Asmahan Azzam works in a travel and tourism agency (private sector) as a switchboard operator. Asmahan, 27, holds a BA degree, but had to accept this job due to the difficult labor situation in the country. “If I waited to get a job in my field, I might wait too long for a good opportunity.” She said her job does not require much physical effort, but brings lots of stress.
Asmahan had previously worked in a private company, but left it due to the long working hours and the two shift work schedule, and a very low salary. Then she decided to find a single shift job. She has been in this job for two years.
And when I asked her about the difficulties and annoyance she faces in her job, she replied, “All jobs have difficulties, especially at the beginning. Gradually you begin to learn, gain experience, and fully adjust.”
Asmahan said that such a job requires firmness and willpower. Dealing with people by phone can be tough. Her conversation with clients are about procedures in ticketing, reservation confirmation, and generally providing information on flight schedules, etc.
Asmahan thinks the the job requirements include proper education, good manners, and the ability to communicate.
About her parents reaction regarding her job, she said that her family members are quite understanding and they did not oppose her employment. They trusted her and allowed her to work, which brought emotional stability in her life, though she is not married. “I do hope that my future husband will be as understanding as my family and allow me to continue to work.”
2. Hayat Al-Mahbashi:
Then I talked to Ms. Hayat Al Mahbashi, 23, who works in the Central Bank. She has a Bachelor’s degree in Commerce. Hayat said that she preferred a government job so she could guarantee a continued career in the future. She started her job four years ago. She is quite happy and satisfied and has no regrets. Ms. Al-Mahbashi pointed out that after those years, she has gained sufficient experience to feel at ease with her work.

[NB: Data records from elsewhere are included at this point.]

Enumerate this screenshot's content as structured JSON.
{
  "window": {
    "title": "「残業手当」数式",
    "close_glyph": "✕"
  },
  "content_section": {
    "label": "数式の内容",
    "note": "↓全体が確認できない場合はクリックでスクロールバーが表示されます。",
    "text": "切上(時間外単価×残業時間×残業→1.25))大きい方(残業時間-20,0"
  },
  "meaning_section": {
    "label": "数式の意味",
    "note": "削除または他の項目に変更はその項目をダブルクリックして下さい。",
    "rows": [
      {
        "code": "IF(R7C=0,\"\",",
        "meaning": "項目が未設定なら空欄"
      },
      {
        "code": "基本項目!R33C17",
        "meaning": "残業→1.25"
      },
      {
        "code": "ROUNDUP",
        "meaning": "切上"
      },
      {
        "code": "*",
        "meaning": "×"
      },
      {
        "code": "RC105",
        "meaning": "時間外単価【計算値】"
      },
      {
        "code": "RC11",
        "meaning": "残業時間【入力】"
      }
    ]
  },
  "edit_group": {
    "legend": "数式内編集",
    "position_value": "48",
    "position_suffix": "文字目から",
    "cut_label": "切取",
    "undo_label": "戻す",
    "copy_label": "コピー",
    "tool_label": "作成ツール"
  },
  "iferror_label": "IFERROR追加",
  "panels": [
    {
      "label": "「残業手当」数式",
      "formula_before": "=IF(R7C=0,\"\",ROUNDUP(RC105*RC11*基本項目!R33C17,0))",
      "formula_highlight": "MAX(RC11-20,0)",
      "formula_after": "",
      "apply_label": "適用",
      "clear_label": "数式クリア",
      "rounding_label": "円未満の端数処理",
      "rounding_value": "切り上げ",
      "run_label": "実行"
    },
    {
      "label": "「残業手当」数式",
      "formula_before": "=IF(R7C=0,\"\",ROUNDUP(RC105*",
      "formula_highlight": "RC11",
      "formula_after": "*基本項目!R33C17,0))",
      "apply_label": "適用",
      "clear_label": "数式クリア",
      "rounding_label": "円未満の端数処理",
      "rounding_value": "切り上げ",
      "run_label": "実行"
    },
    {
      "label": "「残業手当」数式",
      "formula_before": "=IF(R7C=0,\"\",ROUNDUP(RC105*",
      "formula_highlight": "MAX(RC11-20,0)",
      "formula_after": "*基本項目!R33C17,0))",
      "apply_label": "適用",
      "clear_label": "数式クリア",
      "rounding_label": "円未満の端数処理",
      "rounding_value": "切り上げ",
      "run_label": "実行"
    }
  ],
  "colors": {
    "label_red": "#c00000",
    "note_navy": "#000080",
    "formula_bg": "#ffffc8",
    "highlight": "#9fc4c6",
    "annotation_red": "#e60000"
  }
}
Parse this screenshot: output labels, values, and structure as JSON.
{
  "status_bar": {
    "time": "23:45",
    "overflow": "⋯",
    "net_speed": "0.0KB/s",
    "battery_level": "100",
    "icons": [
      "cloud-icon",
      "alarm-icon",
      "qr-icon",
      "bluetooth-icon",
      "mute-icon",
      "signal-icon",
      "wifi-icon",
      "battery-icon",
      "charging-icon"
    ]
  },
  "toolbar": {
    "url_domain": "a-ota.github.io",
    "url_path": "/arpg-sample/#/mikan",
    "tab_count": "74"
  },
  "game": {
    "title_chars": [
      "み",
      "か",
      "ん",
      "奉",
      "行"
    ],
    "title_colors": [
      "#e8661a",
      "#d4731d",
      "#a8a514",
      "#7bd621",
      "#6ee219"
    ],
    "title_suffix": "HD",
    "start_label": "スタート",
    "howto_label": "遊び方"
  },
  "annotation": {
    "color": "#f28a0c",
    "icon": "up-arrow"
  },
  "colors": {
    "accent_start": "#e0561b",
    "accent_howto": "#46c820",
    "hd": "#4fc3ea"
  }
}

About the conditions to obtain such a job, Hayat said that first you should be educated, and well mannered besides the other conditions known to everyone. But her main advice to female career persons is to quickly gain confidence, and “not to let your male colleagues or any person from the public push you around”.
Yet, she herself talked about various difficulties she faces in her work. Hayat spoke about the lack of manners in communicating as if a female employee has no dignity or rights. “It happens almost on a daily basis. People do not think a woman can be responsible. They sometimes go to my junior and ask him to tell me to get one thing or another done. Of course, I let them finish and wait for them to come back to me.”
Regarding personal annoyances she said they were not many, and that she tries to ignore them. And when I spoke about her family’s reaction to her work, she was glad to state that her family was very helpful and understanding. “I was brought up well, and they gave me a good education. They have nothing to worry about. I will show them I deserve their trust,” she concluded.
By: Ahlam Al-Khowlany,